INFORMATION GIVEN:
=-=-=-=-=

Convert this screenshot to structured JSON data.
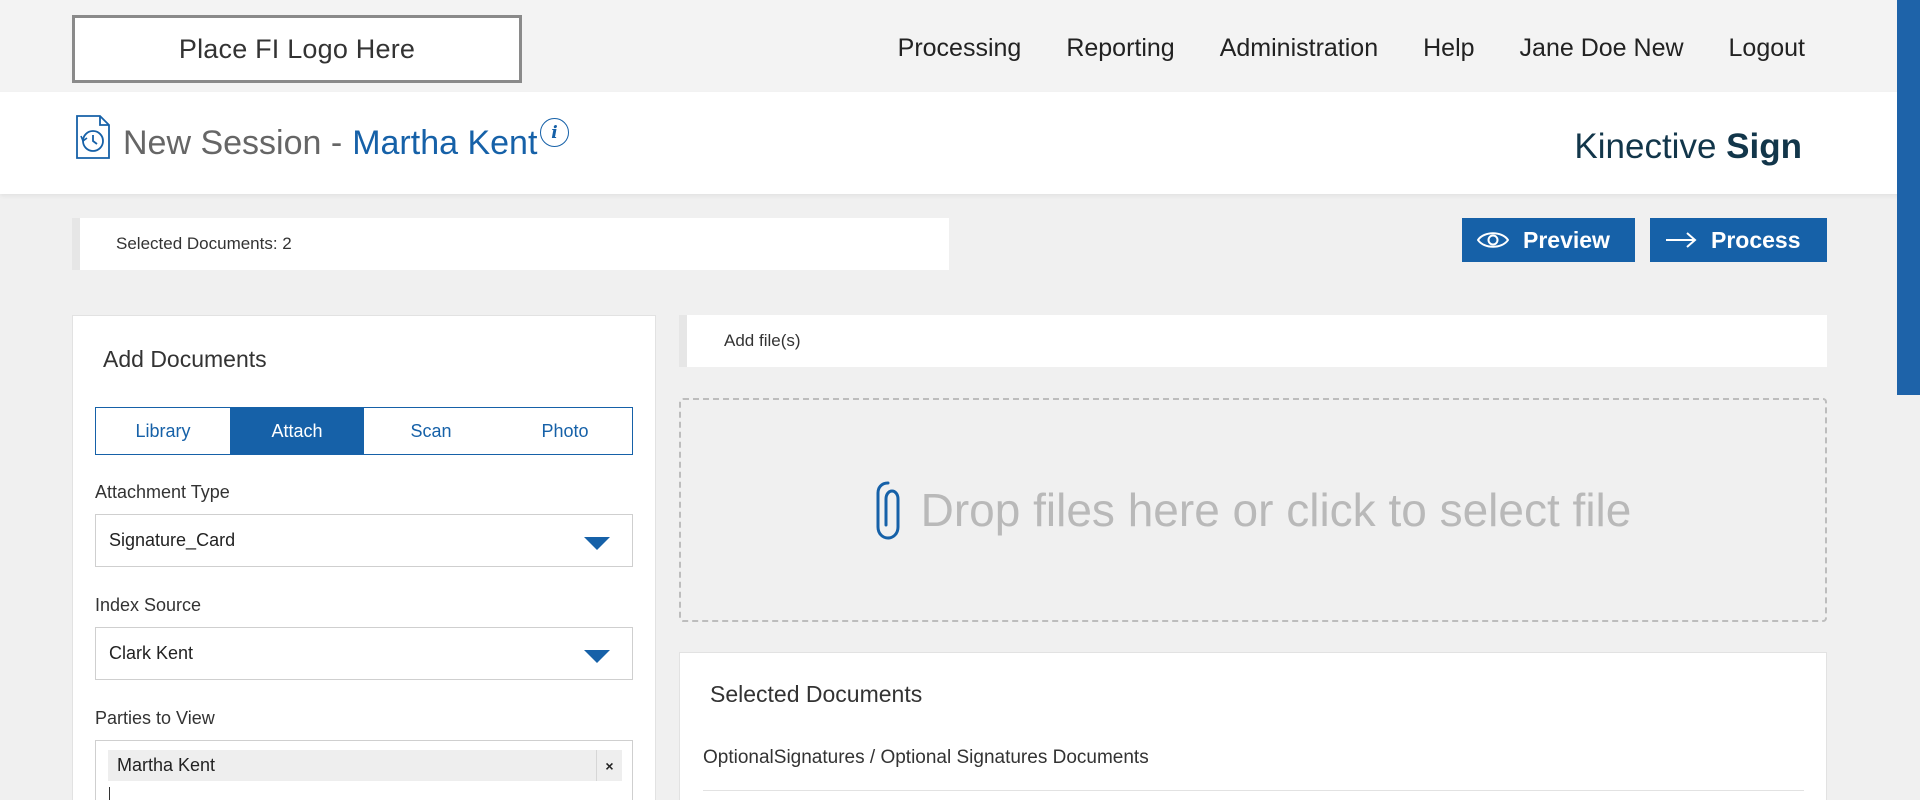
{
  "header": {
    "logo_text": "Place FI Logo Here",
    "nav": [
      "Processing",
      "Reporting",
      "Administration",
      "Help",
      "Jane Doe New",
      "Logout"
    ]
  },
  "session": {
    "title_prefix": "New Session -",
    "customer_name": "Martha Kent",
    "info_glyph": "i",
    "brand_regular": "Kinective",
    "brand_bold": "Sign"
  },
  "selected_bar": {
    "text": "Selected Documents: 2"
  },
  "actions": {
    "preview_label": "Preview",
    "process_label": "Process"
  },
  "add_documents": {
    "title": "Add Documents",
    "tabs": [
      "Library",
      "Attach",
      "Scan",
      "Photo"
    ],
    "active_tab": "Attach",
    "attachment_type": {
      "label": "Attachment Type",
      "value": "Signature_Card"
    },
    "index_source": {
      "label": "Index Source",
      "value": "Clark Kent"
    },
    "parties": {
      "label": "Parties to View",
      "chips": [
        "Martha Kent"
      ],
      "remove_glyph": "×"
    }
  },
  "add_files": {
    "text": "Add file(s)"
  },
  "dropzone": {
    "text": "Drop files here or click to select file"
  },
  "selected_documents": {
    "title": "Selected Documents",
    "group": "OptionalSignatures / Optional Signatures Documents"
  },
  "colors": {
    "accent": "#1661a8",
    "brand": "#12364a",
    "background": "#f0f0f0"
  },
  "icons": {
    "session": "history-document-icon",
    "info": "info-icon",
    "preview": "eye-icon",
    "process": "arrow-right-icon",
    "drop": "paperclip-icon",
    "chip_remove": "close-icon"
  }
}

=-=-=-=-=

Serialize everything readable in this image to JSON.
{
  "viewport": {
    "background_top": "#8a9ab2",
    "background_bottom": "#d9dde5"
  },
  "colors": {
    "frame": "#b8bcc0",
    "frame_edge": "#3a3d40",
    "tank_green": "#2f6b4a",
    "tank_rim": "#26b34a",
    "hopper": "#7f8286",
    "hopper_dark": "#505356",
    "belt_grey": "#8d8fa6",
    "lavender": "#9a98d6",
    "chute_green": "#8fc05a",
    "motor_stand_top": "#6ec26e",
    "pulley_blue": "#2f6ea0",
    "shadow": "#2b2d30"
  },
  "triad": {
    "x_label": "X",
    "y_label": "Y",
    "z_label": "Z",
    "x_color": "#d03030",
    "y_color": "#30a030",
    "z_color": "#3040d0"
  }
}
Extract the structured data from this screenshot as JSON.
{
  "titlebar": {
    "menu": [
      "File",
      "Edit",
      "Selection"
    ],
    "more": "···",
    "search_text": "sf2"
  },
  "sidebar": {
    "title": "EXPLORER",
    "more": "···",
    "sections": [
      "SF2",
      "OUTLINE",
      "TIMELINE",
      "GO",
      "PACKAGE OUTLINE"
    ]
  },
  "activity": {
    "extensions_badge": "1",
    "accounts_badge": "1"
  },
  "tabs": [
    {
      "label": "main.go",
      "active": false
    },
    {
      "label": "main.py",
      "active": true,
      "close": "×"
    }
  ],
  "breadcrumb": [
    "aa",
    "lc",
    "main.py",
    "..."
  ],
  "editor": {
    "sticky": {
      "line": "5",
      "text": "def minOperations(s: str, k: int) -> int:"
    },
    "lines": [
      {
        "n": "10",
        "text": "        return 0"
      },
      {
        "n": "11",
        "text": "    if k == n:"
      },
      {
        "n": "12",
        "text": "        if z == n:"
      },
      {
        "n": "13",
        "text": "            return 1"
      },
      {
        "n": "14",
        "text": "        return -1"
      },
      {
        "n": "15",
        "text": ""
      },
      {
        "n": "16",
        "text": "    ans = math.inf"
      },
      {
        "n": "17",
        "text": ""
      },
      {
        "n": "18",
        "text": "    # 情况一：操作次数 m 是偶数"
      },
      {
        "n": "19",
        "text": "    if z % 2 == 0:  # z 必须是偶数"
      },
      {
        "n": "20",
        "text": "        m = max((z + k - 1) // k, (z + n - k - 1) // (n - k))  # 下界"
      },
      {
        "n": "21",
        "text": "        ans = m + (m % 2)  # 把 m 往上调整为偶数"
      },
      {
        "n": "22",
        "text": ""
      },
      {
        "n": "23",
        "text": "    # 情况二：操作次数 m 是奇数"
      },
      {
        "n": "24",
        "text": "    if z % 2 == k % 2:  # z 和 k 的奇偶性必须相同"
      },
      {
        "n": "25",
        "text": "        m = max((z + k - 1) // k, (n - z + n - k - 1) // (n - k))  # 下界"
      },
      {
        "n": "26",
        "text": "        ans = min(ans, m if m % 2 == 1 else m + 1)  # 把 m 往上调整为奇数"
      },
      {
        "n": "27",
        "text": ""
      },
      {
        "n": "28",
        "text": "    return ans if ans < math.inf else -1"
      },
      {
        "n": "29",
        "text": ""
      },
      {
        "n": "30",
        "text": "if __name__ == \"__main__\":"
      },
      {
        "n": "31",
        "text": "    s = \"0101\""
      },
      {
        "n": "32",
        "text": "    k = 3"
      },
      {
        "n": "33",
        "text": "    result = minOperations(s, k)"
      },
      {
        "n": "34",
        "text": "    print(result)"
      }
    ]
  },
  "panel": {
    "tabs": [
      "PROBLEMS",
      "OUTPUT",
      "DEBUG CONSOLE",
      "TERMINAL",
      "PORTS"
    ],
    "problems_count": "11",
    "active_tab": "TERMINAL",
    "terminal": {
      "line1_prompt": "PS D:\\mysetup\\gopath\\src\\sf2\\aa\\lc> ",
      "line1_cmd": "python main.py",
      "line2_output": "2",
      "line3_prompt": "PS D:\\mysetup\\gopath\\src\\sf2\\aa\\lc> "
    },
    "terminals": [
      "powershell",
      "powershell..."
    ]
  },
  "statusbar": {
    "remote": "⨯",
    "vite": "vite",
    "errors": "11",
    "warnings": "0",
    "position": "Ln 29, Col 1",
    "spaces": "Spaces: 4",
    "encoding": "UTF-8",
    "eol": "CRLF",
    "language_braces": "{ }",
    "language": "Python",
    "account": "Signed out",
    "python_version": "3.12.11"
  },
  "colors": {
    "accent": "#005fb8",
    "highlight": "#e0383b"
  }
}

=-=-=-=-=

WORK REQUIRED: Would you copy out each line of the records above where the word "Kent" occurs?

ANSWER BOX:
    "customer_name": "Martha Kent",
      "value": "Clark Kent"
        "Martha Kent"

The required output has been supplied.